What the exercise asks
Read the records below. Copy each line where the string "相對於批次" occurs.

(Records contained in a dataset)

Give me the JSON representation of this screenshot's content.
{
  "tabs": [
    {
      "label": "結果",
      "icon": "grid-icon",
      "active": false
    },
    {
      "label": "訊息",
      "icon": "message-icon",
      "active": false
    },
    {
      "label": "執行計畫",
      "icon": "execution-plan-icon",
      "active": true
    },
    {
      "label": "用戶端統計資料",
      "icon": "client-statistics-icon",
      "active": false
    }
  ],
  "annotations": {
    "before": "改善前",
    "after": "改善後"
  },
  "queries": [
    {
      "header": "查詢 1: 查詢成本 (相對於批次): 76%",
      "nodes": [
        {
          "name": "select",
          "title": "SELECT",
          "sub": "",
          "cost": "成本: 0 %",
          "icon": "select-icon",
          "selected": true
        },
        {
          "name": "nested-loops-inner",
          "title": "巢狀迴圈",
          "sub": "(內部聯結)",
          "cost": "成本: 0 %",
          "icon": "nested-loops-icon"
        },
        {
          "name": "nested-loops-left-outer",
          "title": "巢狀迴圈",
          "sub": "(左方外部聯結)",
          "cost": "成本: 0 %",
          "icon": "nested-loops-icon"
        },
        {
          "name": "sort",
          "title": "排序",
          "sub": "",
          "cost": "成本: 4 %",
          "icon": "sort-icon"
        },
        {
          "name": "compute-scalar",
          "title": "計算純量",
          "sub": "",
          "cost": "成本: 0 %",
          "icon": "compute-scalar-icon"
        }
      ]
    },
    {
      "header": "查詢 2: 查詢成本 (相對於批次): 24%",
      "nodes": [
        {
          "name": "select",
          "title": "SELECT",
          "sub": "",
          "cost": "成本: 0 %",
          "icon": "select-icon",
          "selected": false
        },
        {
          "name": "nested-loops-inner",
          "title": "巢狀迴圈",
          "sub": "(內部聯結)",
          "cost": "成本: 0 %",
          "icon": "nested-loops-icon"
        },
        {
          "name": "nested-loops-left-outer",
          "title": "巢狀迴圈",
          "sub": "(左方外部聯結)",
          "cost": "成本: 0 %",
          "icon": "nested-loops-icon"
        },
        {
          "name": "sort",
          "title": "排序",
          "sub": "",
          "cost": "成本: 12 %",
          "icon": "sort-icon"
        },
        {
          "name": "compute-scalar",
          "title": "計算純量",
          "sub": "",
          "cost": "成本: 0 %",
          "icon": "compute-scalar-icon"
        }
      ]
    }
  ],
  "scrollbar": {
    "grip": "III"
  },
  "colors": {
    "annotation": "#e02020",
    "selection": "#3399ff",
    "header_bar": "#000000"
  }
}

Solution to the exercise
      "header": "查詢 1: 查詢成本 (相對於批次): 76%",
      "header": "查詢 2: 查詢成本 (相對於批次): 24%",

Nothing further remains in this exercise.